Cinnamon Club has taken a route to Indian food, excluding chicken tikka masala of course, that has worked well for them. First of all, the food is pre-plated. Then, the cuts of meat are nothing like the amorphous lamb botis of a traditional Indian restaurant. There is saddle of Welsh lamb, Anjou squab, Gressingham duck, Oisin deer and Wagyu beef. Those are for novelty value. But the sauces that go over them are as traditional as grandma’s own recipes. It’s the juxtaposition of completely out of the box coupled with strictly traditional, down to the last spice, that seems to be the defining feature of modern Indian food.
Similarly Amaya, run by the Panjabi sisters Namita and Camilla, has a seekh kebab made from venison, rock oysters served on the shell with moilee sauce and celeriac galauti. It’s the same formula, though it’s arrived at through slightly different means: Amaya does have traditional biryanis and dora kebabs on the menu; both cater to an overwhelming British clientele.
Back home in India, the scene is changing rapidly. The Oberoi Mumbai has tied up with its one-time employee, Chef Vineet Bhatia, to create a restaurant, Ziya, which stands Indian food on its head. It’s a three-pronged approach: pre-plated food, a pan-Indian menu and a combination of traditional flavours and unusual ingredients, but Vineet Bhatia, havng acquired a Michelin star during his years in London, has a trick or three up his sleeve.
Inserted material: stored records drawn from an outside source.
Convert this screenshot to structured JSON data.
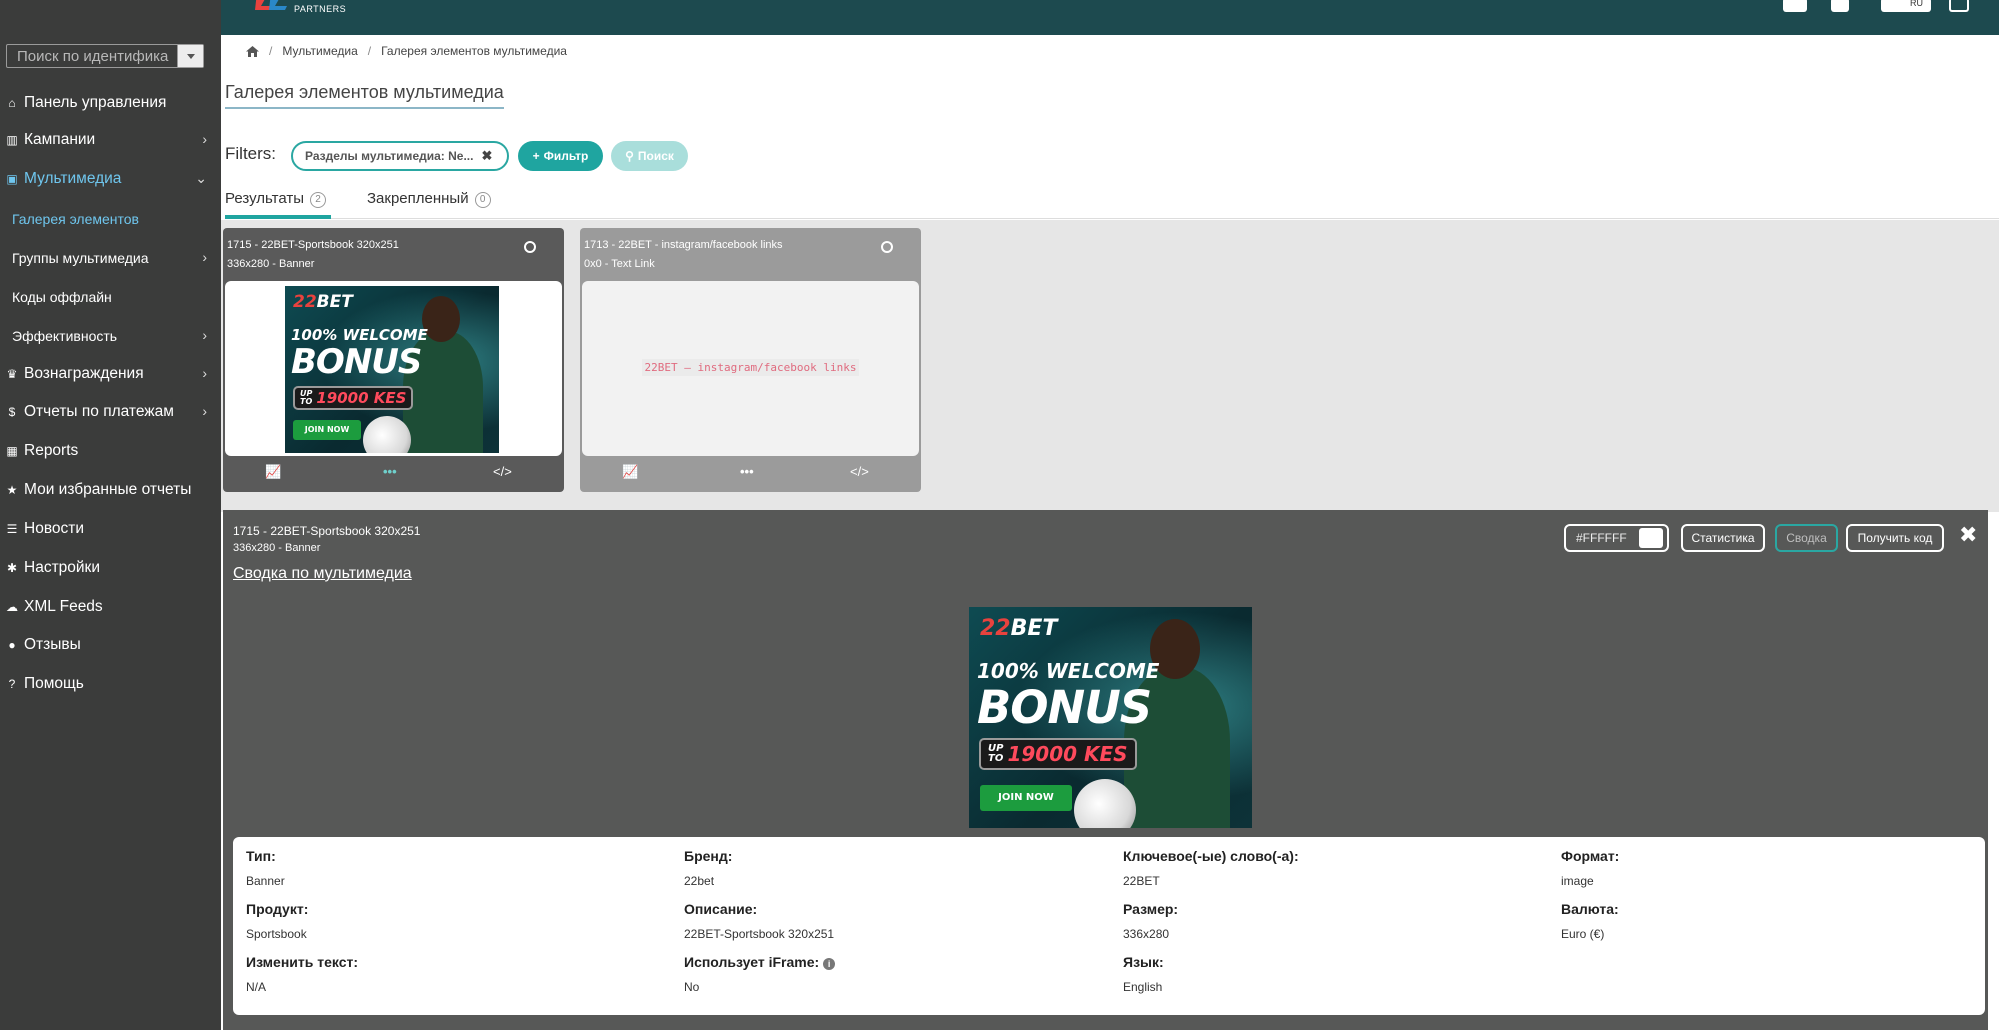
{
  "sidebar": {
    "search_placeholder": "Поиск по идентифика",
    "items": [
      {
        "label": "Панель управления",
        "icon": "home-icon",
        "glyph": "⌂"
      },
      {
        "label": "Кампании",
        "icon": "bar-chart-icon",
        "glyph": "▥"
      },
      {
        "label": "Мультимедиа",
        "icon": "image-icon",
        "glyph": "▣"
      },
      {
        "label": "Галерея элементов"
      },
      {
        "label": "Группы мультимедиа"
      },
      {
        "label": "Коды оффлайн"
      },
      {
        "label": "Эффективность"
      },
      {
        "label": "Вознаграждения",
        "icon": "trophy-icon",
        "glyph": "♛"
      },
      {
        "label": "Отчеты по платежам",
        "icon": "dollar-icon",
        "glyph": "$"
      },
      {
        "label": "Reports",
        "icon": "table-icon",
        "glyph": "▦"
      },
      {
        "label": "Мои избранные отчеты",
        "icon": "star-icon",
        "glyph": "★"
      },
      {
        "label": "Новости",
        "icon": "list-icon",
        "glyph": "☰"
      },
      {
        "label": "Настройки",
        "icon": "gear-icon",
        "glyph": "✱"
      },
      {
        "label": "XML Feeds",
        "icon": "cloud-icon",
        "glyph": "☁"
      },
      {
        "label": "Отзывы",
        "icon": "comment-icon",
        "glyph": "●"
      },
      {
        "label": "Помощь",
        "icon": "help-icon",
        "glyph": "?"
      }
    ]
  },
  "topbar": {
    "logo_text": "PARTNERS",
    "lang": "RU"
  },
  "breadcrumb": {
    "home_icon": "home-icon",
    "items": [
      "Мультимедиа",
      "Галерея элементов мультимедиа"
    ]
  },
  "page": {
    "title": "Галерея элементов мультимедиа",
    "filters_label": "Filters:",
    "filter_chip": "Разделы мультимедиа: Ne...",
    "filter_button": "Фильтр",
    "search_button": "Поиск"
  },
  "tabs": [
    {
      "label": "Результаты",
      "count": "2"
    },
    {
      "label": "Закрепленный",
      "count": "0"
    }
  ],
  "cards": [
    {
      "title": "1715 - 22BET-Sportsbook 320x251",
      "subtitle": "336x280 - Banner"
    },
    {
      "title": "1713 - 22BET - instagram/facebook links",
      "subtitle": "0x0 - Text Link",
      "text_link": "22BET – instagram/facebook links"
    }
  ],
  "card_actions": {
    "stats": "stats-icon",
    "more": "more-icon",
    "code": "code-icon"
  },
  "banner": {
    "logo_twos": "22",
    "logo_bet": "BET",
    "line1": "100% WELCOME",
    "line2": "BONUS",
    "upto_a": "UP",
    "upto_b": "TO",
    "amount": "19000 KES",
    "join": "JOIN NOW"
  },
  "detail": {
    "title": "1715 - 22BET-Sportsbook 320x251",
    "subtitle": "336x280 - Banner",
    "summary_link": "Сводка по мультимедиа",
    "color_value": "#FFFFFF",
    "btn_stats": "Статистика",
    "btn_summary": "Сводка",
    "btn_getcode": "Получить код",
    "close": "✖"
  },
  "info": {
    "type_label": "Тип:",
    "type_value": "Banner",
    "brand_label": "Бренд:",
    "brand_value": "22bet",
    "keywords_label": "Ключевое(-ые) слово(-а):",
    "keywords_value": "22BET",
    "format_label": "Формат:",
    "format_value": "image",
    "product_label": "Продукт:",
    "product_value": "Sportsbook",
    "desc_label": "Описание:",
    "desc_value": "22BET-Sportsbook 320x251",
    "size_label": "Размер:",
    "size_value": "336x280",
    "currency_label": "Валюта:",
    "currency_value": "Euro (€)",
    "edittext_label": "Изменить текст:",
    "edittext_value": "N/A",
    "iframe_label": "Использует iFrame:",
    "iframe_value": "No",
    "lang_label": "Язык:",
    "lang_value": "English"
  },
  "colors": {
    "accent": "#1fa5a0",
    "sidebar": "#3b3c3b",
    "topbar": "#1d4a4f",
    "active_nav": "#6fc6ee"
  }
}
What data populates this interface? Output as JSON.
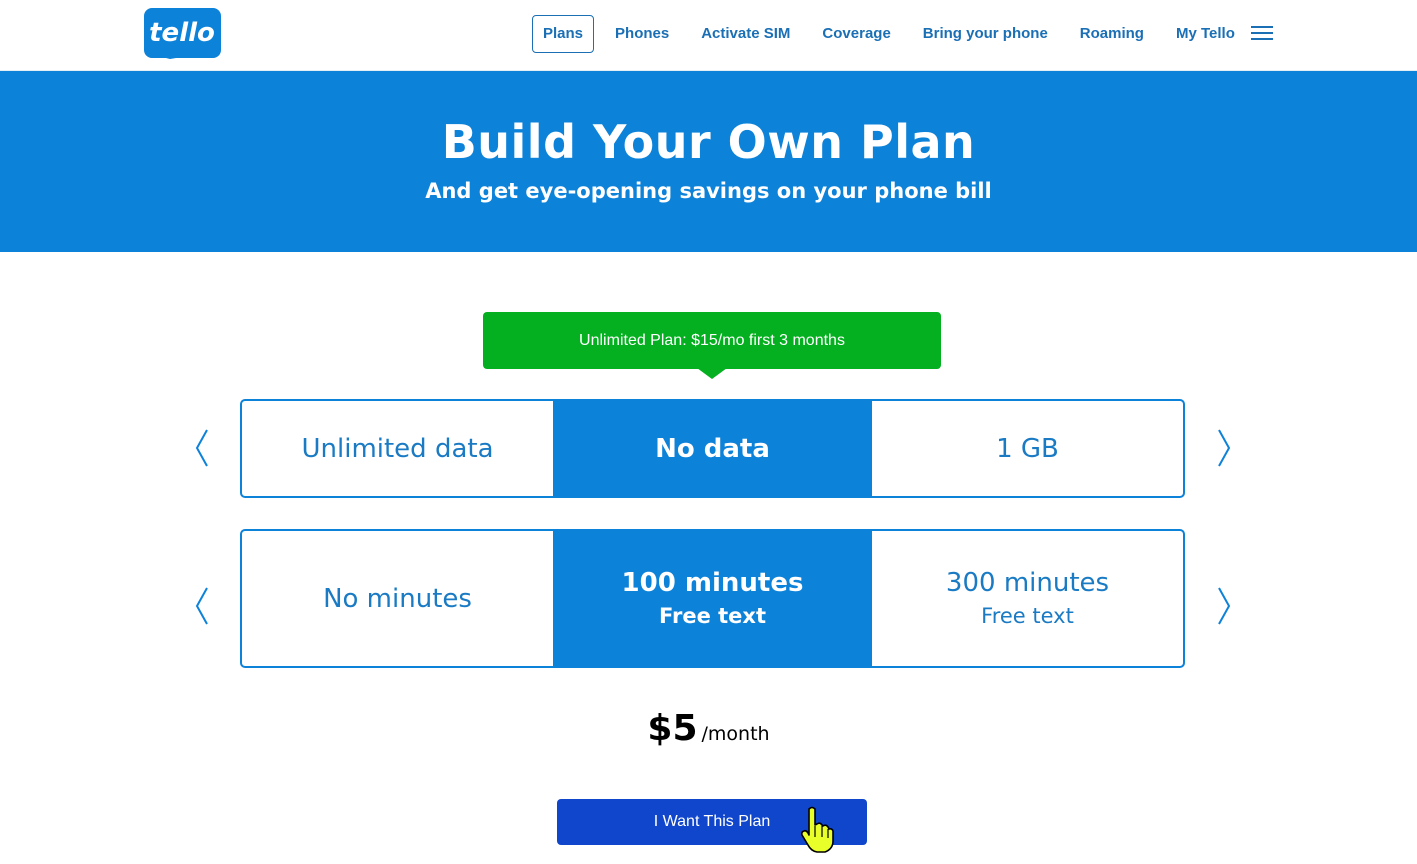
{
  "brand": {
    "logo_text": "tello",
    "color": "#0d82d9"
  },
  "nav": {
    "items": [
      {
        "label": "Plans",
        "active": true
      },
      {
        "label": "Phones"
      },
      {
        "label": "Activate SIM"
      },
      {
        "label": "Coverage"
      },
      {
        "label": "Bring your phone"
      },
      {
        "label": "Roaming"
      },
      {
        "label": "My Tello"
      }
    ],
    "menu_icon": "hamburger-menu-icon"
  },
  "hero": {
    "title": "Build Your Own Plan",
    "subtitle": "And get eye-opening savings on your phone bill",
    "background": "#0d82d9"
  },
  "promo": {
    "label": "Unlimited Plan: $15/mo first 3 months",
    "color": "#04b01f"
  },
  "data_selector": {
    "options": [
      {
        "line1": "Unlimited data",
        "selected": false
      },
      {
        "line1": "No data",
        "selected": true
      },
      {
        "line1": "1 GB",
        "selected": false
      }
    ],
    "prev_icon": "chevron-left-icon",
    "next_icon": "chevron-right-icon"
  },
  "minutes_selector": {
    "options": [
      {
        "line1": "No minutes",
        "line2": "",
        "selected": false
      },
      {
        "line1": "100 minutes",
        "line2": "Free text",
        "selected": true
      },
      {
        "line1": "300 minutes",
        "line2": "Free text",
        "selected": false
      }
    ],
    "prev_icon": "chevron-left-icon",
    "next_icon": "chevron-right-icon"
  },
  "price": {
    "amount": "$5",
    "period": "/month"
  },
  "cta": {
    "label": "I Want This Plan",
    "color": "#1046cc"
  }
}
In his Ziya menu, he has oven baked spiced pomfret, a deconstructed Kerala fish curry that uses a fillet of pomfret, coconut and cashew-nut khichdi and tomato kadhi. Taste all three components at once and it turns into a Kerala fish curry on your palate. It’s the most magical experience that I’ve had in an Indian restaurant anywhere in the world, and it’s not surprising that Ziya has become a huge hit in spite of nay-sayers predicting a dire fate for an Indian restaurant that doesn’t do sharing portions.
Indeed, the pre-plated nature of modern Indian food (also called evolved Indian food or fusion Indian food) is what confounds the Indian customer more than unfamiliar ingredients. “We still get customers hankering for bowls of dal and portions that can be shared among four diners,” rues young Ratika Sinha of Infusion in Gurgaon. The Sinha family owns Morya Hotel in Patna and ventured into uncharted territory with the opening up of Infusion, rather than go the fail-safe dal makhni-butter chicken route. “We are a family of foodies and we so wanted to be able to use mussels and Brussel sprouts in our menu,” she enthuses.
Delhi would seem to be the capital of modern Indian food within the country. Virtually every Indian restaurant that opens in the National Capital Region dishes up a never-seen-before version of grandma’s food . The company that owns the critically acclaimed Indian Accent runs a slew of restaurants in London, among them, the Indian ones are Sitaarey and Chor Bizarre, both serving traditional food.
However, there’s little doubt that it is London where the revolution actually started and is continually being played out. Perhaps it is because British food lacks strong flavours of its own: Chinese, French and Japanese cuisines, on the other hand, have strong characteristics that have made them popular throughout the world and as a corollory, the Indian restaurants in these countries are strictly of the formulaic variety.
Will the factors at play in London’s Indian restaurant work the same magic in, say, Russia? It’s an exciting thought indeed.